They also mention an attack/defend mode called Countdown. I assume it's a word game with a few number rounds thrown in at intervals. Or I suppose it might be a vaguely Counter-Strikey mode about setting charges and killing other Guardians if you want to watch this video:
This is the one causing a lot of feather-ruffling. Think of it as Bungie's way of bringing LFG (looking for group) queries into the main game rather than leaving them as the domain of subreddits and dedicated third party forums/apps. It combines with an attempt to make matchmaking a bit less awful.
The idea is the if you're a member of a clan you can use that as a kind of second friend list in order to find people for raids who are of a similar gaming bent to you.
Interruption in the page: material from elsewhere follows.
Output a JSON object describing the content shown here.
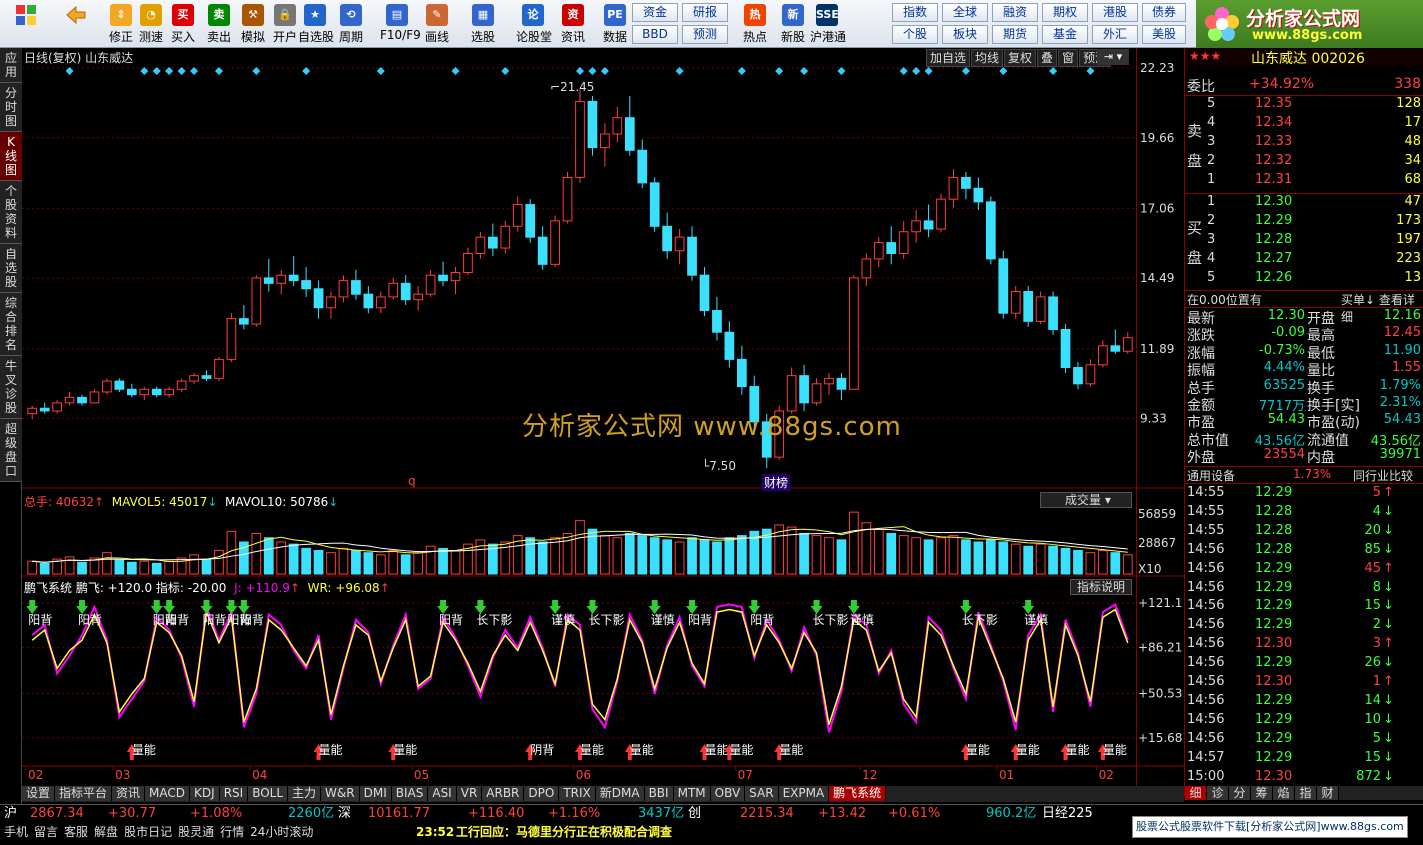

If you aren't you can see which clans are up for raids as well as a little bit about them – a short bio, for example – which would theoretically give you an idea of how friendly they might be to play with and what they prioritise.
Their vision is that solo players will be taking less of a gamble when they join a group to attempt a raid or a strike or something, and that players who are already partied up to some degree can easily fill any remaining slots.
That's the plan. I believe that that's how Bungie want it to work and I hope that's how they get it to work because otherwise as a solo player who is nervy about joining up with randos you can end up missing a huge chunk of content and loot.
I do have reservations, though. What they showed of the system sort of relied on the clans giving accurate or flavourful information in their short bio to let solo players know if they wanted to play with them. I can imagine it being far more of a lottery in real life (although I guess Bungie could also get players to rate groups on competitiveness or helpfulness which could add another dimension to sorting through clans). They also haven't revealed enough about the system to know if it factors in things like whether you're happy to be on voice with strangers. I'm not. I get really nervous, not least because I have a very obviously female voice and that can end up in some very uncomfy places online.
So…. cautiously optimistic but assuming third party hubs might need to make up for shortcomings?